Life Is Short, But It Doesn’t Have to Be Shallow—How to Capture Deep Hope

Assistant Professor of Religious Studies, Brown University
October 5, 2017

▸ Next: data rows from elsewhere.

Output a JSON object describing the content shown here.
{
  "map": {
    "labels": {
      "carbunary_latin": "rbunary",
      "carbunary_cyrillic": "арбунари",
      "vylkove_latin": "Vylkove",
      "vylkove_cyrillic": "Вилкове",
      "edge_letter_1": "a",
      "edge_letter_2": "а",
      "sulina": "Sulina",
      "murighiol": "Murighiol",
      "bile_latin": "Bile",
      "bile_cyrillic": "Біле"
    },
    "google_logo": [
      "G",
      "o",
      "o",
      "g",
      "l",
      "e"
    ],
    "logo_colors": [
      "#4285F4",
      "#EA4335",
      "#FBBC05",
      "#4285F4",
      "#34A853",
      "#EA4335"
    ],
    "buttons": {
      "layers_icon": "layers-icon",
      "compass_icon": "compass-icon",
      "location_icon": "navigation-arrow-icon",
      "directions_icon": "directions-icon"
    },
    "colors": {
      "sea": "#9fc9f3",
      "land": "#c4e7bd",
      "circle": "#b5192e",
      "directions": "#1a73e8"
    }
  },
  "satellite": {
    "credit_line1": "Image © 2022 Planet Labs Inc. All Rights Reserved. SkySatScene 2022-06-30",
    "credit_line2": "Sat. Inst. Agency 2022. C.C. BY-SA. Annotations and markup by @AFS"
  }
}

There are two kinds of hope, and between them is a world of difference, says Andre C. Willis. The one we use and speak about most often is what he calls trivial hope, which has superficial aims like, “I hope that my Domino’s pizza will arrive on time,” or, “I hope that my career is successful.” What makes these superficial is that they relate to probable futures, and are underpinned by the heavy hand of market capitalism, which increasingly tells us what we desire and what our ambitions are. How can we overcome that emotional hijacking? Willis contends that the second kind of hope, 'deep hope', is the antidote to the shallow living Western culture is up against. Deep hope is not based on measurable rewards or future desires, but is a way to face the true facts of life. What are those? Willis explains above, and fills us in on why we need a special toolkit to relate to the present without delusions. This video was filmed at the Los Angeles Hope Festival, a collaboration between Big Think and Hope Optimism.